The Flight Engineer Badge was a qualification badge of the United States Army Air Forces authorized late in the Second World War on 19 June 1945. It was awarded to those military officers and NCOs who had qualified as flight engineers on board a military aircraft. As aircraft grew increasingly complex, the need arose for an in-flight specialist dedicated to monitoring and operating the various systems. However, prior to the creation of their own distinctive wings, flight engineers wore aircrew wings.
During the Korean War, the Flight Engineer Badge was slowly phased out by the United States Air Force and replaced with the Aircrew Badge. By 1962, the Flight Engineer Badge was no longer issued and had been declared obsolete. However, regulations through the early 1970s authorized USAF personnel who had been "...granted aeronautical ratings no longer current ... to wear the aviation badge that was in effect when the rating was granted." The Flight Engineer Badge continued to be worn by some remaining WWII and Korean War veterans until they eventually retired or otherwise left military service. The badge is still worn today by some flight engineers as unofficial novelty badges, but only on flight suits during inflight operations. The official design incorporated a four-bladed propeller with 18 radial cylinders.

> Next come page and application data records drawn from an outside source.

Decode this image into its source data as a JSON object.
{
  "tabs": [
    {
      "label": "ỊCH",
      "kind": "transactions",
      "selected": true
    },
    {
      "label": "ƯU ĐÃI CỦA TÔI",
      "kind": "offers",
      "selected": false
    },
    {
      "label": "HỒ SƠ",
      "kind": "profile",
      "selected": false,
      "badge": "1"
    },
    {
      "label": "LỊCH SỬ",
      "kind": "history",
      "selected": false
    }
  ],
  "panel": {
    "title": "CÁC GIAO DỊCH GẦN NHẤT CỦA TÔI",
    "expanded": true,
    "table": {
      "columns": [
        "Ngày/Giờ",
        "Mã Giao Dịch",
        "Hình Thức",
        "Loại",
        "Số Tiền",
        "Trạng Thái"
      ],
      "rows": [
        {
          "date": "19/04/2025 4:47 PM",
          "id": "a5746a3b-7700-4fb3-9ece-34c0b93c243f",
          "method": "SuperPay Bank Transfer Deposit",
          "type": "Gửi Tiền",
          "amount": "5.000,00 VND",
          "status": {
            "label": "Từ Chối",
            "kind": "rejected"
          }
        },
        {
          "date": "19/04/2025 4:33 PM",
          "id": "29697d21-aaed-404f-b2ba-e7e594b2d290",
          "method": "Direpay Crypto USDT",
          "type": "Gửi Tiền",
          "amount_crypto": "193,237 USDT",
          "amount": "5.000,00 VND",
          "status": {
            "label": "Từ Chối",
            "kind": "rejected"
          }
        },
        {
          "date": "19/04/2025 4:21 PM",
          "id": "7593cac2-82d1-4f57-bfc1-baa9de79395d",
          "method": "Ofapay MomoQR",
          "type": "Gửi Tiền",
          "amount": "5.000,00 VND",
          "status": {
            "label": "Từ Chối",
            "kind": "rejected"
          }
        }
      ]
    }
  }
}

Famous quotes containing the words badge, flight and/or engineer:
“It would much conduce to the public benefit, if, instead of discouraging free-thinking, there was erected in the midst of this free country a dianoetic academy, or seminary for free-thinkers, provided with retired chambers, and galleries, and shady walks and groves, where, after seven years spent in silence and meditation, a man might commence a genuine free-thinker, and from that time forward, have license to think what he pleased, and a badge to distinguish him from counterfeits.”
—George Berkeley (16851753)
“When we are high and airy hundreds say
That if we hold that flight theyll leave the place,
While those same hundreds mock another day
Because we have made our art of common things ...”
—William Butler Yeats (18651939)
“A good scientist is a person with original ideas. A good engineer is a person who makes a design that works with as few original ideas as possible. There are no prima donnas in engineering.”
—Freeman Dyson (b. 1923)